- **What is needed**
Give the data again in full, with every character unchanged.

- **Information supplied**
□ □ □

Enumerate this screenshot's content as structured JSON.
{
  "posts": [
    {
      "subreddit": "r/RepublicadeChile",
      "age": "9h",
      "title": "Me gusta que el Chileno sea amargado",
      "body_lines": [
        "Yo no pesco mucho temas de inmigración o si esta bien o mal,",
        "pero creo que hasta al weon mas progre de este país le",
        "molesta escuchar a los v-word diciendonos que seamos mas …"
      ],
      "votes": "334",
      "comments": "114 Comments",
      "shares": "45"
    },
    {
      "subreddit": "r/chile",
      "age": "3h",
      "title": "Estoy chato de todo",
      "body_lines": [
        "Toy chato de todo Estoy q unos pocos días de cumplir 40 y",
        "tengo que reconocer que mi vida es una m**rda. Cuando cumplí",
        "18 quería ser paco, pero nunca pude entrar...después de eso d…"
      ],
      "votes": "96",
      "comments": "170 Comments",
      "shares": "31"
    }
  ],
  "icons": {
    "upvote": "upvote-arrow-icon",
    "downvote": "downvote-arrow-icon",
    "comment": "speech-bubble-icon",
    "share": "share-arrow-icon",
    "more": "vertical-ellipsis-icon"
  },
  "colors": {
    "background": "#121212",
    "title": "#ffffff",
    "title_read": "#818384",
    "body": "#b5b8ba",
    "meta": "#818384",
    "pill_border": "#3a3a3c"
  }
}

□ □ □

- **Result of this task**
Enumerate this screenshot's content as structured JSON.
{
  "posts": [
    {
      "subreddit": "r/RepublicadeChile",
      "age": "9h",
      "title": "Me gusta que el Chileno sea amargado",
      "body_lines": [
        "Yo no pesco mucho temas de inmigración o si esta bien o mal,",
        "pero creo que hasta al weon mas progre de este país le",
        "molesta escuchar a los v-word diciendonos que seamos mas …"
      ],
      "votes": "334",
      "comments": "114 Comments",
      "shares": "45"
    },
    {
      "subreddit": "r/chile",
      "age": "3h",
      "title": "Estoy chato de todo",
      "body_lines": [
        "Toy chato de todo Estoy q unos pocos días de cumplir 40 y",
        "tengo que reconocer que mi vida es una m**rda. Cuando cumplí",
        "18 quería ser paco, pero nunca pude entrar...después de eso d…"
      ],
      "votes": "96",
      "comments": "170 Comments",
      "shares": "31"
    }
  ],
  "icons": {
    "upvote": "upvote-arrow-icon",
    "downvote": "downvote-arrow-icon",
    "comment": "speech-bubble-icon",
    "share": "share-arrow-icon",
    "more": "vertical-ellipsis-icon"
  },
  "colors": {
    "background": "#121212",
    "title": "#ffffff",
    "title_read": "#818384",
    "body": "#b5b8ba",
    "meta": "#818384",
    "pill_border": "#3a3a3c"
  }
}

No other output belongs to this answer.